Henry Neville Hutchinson: Dinosaurs, Evolution, and Faith

By Richard Fallon

No one could accuse the Reverend Henry Neville Hutchinson (1856-1927) of being close-minded. He belonged to the Geological Society, the Anthropological Institute, the Royal Geographical Society, the Zoological Society, the Folk-Lore Society, the Palæontographical Society, and the Hampstead Scientific Society. He wrote a great number of popular science books, especially during a prolific period in the 1890s. He sculpted models of dinosaurs and gemstones, made scientific instruments, and even proposed designs for gas fittings that would leave a room smelling ‘fresh and sweet’.

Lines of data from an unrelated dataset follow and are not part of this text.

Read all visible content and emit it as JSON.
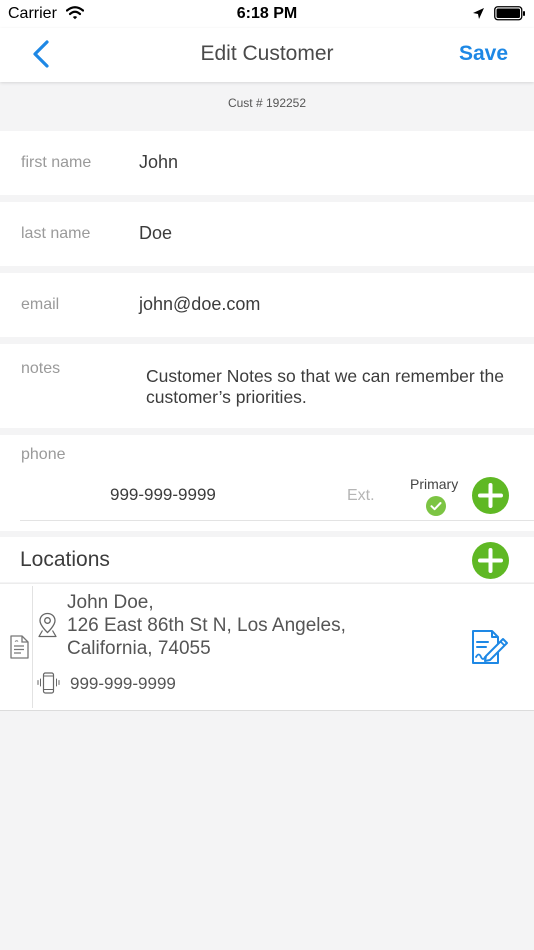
{
  "status_bar": {
    "carrier": "Carrier",
    "time": "6:18 PM"
  },
  "nav": {
    "title": "Edit Customer",
    "save_label": "Save"
  },
  "customer": {
    "number": "Cust # 192252"
  },
  "fields": {
    "first_name": {
      "label": "first name",
      "value": "John"
    },
    "last_name": {
      "label": "last name",
      "value": "Doe"
    },
    "email": {
      "label": "email",
      "value": "john@doe.com"
    },
    "notes": {
      "label": "notes",
      "value": "Customer Notes so that we can remember the customer’s priorities."
    },
    "phone": {
      "label": "phone",
      "value": "999-999-9999",
      "ext_placeholder": "Ext.",
      "primary_label": "Primary"
    }
  },
  "locations": {
    "title": "Locations",
    "items": [
      {
        "address_lines": [
          "John Doe,",
          "126 East 86th St N, Los Angeles,",
          "California, 74055"
        ],
        "phone": "999-999-9999"
      }
    ]
  },
  "colors": {
    "accent_blue": "#1e88e5",
    "add_green": "#5fb824",
    "check_green": "#7cc443"
  }
}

Hutchinson was also a clergyman. Admittedly, due to illness, for most of his adult life he was an unbeneficed clergyman and worked as a writer. But, as his Geological Society obituarist observed, the ‘expository power which his ill health lost to the Church was a gain to science’. Amongst the most famous—and, according to some reviews, infamous—of Hutchinson’s popular science books were the lushly-illustrated, dinosaur-filled Extinct Monsters (1892) and controversial Prehistoric Man and Beast (1896).

Continue reading Henry Neville Hutchinson: Dinosaurs, Evolution, and Faith

Tracking Dinosaurs and Finding God

Photograph by Edward B. Davis.

***This post originally appeared on 07 January 2016, on Ted Davis’ blog, Reading the Book of Nature hosted on the BioLogos website***

Giant Birds and Dinosaur Footprints

In 1802, a twelve-year-old farm boy named Pliny Moody found an unusual object while plowing a field in South Hadley, Massachusetts—a big, flat stone bearing what appeared to be footprints of large birds, which some are said to have attributed to “Noah’s raven.” For decades they drew no scientific attention, but in 1835 a local stonemason, Dexter Marsh, noticed similar marks on a flag stone he had set aside for use in a sidewalk he was building near his house in nearby Greenfield. Others also saw them, including a physician, James Deane, who wrote to geologist Edward Hitchcock of Amherst College, describing what he called “the tracks of a turkey in relief” (Hitchcock, Reminiscences of Amherst College, cited below, p. 82). Continue reading Tracking Dinosaurs and Finding God

How dinosaurs became the darlings of creationists

"Creation Museum 10" by Anthony5429 - Own work. Licensed under Public Domain via Wikimedia Commons - https://commons.wikimedia.org/wiki/File:Creation_Museum_10.png#/media/File:Creation_Museum_10.png

At our Forum on Science and Religion held at the end of May as part of a workshop at York University, Toronto, Professor Ron L. Numbers of the University of Wisconsin gave a keynote lecture titled, “Conflict Denied: How Once-Suspect Evidence of Evolution Came to Support the Biblical Narrative.” In the lecture Professor Numbers, the author of many works on the history of creationism in the US, told the story of how dinosaurs became the darlings of creationists, confounding the expectations of evolutionists and anti-evolutionists alike. Continue reading How dinosaurs became the darlings of creationists